|31 Sussex Square|
The artist George Frederick Watts, 1817 to 1904, was a frequent winter visitor to Brighton in the 1880's, where he worked on his famous painting "The Court of Death" (see earlier post).
His wife Mary, designer & potter, 33 years his junior, wrote; "‘After much consideration we settled the question where to spend the winter by taking a house at Brighton. There was the advantage of a well-lighted studio, built for a picture-gallery, large enough to take in his big painting of the " Court of Death", and as many others as he wished to have there. His doctor knew and recommended this house, and to 31 Sussex Square we went on November 1. A big platform was built up in this studio to make it possible for him to work upon the " Court of Death." When he went into that room to find that these preparations had been made, his feeling seemed to be a sort of despair at the amount of work that still remained undone."
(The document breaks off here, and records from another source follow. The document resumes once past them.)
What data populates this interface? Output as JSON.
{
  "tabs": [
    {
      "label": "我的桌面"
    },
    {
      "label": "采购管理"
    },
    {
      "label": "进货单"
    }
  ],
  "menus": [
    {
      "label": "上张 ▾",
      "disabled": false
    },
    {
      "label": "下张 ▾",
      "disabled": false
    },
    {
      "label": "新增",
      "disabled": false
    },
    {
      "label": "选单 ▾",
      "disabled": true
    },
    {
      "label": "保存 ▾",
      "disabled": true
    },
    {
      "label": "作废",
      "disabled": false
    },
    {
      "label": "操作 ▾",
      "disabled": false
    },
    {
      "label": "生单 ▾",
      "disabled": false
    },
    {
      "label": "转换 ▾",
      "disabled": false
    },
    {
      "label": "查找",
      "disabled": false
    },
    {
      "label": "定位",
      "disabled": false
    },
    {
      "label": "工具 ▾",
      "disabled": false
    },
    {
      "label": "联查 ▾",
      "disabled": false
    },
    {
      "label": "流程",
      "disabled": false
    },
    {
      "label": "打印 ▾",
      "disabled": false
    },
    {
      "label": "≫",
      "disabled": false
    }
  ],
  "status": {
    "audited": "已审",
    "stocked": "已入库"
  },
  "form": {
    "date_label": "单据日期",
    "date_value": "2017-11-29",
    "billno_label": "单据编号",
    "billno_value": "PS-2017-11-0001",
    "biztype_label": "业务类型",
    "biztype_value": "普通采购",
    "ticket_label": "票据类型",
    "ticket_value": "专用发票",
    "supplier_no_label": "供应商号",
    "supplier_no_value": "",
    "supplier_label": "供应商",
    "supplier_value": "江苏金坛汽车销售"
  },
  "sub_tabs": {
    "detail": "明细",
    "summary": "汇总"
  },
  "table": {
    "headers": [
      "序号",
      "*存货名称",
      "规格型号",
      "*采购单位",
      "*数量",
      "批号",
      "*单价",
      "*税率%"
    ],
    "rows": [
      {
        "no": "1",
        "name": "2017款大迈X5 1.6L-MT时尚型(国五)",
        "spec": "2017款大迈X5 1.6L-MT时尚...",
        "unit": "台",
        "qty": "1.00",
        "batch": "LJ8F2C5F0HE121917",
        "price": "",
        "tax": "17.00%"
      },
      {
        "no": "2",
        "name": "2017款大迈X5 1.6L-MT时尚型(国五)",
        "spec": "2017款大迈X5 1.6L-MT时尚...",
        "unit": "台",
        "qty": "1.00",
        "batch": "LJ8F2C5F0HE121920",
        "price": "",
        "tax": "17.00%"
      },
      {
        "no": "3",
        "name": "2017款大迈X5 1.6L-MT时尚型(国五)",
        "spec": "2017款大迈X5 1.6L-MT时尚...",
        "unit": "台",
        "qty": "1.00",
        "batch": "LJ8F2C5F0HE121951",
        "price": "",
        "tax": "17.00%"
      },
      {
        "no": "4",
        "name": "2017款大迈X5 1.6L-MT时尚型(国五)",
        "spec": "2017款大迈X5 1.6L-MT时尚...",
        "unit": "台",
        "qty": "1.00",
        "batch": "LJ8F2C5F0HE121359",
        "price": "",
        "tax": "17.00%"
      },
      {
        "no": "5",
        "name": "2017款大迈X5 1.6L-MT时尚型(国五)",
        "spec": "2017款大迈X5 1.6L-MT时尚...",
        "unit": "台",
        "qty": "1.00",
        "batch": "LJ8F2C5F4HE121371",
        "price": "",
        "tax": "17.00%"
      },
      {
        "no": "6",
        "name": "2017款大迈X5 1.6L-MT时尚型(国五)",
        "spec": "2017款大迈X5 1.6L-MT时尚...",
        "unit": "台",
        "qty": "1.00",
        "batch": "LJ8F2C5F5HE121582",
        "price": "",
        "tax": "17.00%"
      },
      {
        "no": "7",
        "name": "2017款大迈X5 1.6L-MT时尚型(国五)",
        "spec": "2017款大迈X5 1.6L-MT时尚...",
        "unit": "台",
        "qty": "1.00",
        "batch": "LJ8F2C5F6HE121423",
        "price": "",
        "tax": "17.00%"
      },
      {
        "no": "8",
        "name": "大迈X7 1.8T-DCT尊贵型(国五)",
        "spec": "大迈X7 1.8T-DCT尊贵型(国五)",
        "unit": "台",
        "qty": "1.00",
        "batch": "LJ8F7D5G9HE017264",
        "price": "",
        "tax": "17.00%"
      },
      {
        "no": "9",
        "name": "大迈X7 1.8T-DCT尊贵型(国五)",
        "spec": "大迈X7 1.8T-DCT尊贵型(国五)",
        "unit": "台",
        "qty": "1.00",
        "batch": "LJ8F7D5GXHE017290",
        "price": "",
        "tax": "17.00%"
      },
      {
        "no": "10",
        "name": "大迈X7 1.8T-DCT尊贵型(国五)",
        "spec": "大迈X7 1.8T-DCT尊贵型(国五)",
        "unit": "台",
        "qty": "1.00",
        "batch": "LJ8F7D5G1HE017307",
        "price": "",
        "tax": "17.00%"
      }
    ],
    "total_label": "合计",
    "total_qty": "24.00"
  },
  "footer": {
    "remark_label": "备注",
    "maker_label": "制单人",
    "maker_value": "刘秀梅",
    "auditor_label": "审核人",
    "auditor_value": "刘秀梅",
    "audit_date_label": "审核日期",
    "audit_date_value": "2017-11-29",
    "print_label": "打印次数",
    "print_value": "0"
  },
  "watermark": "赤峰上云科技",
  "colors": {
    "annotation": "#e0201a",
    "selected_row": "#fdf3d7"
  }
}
G F Watts' reputation, like that of other Victorian artists underwent something of a decline through much of the 20th Century but now seems to be in the ascendant. 31 Sussex Square would seem to be a prime candidate for a blue plaque.
With thanks to Mark Bills, Curator, Watts Gallery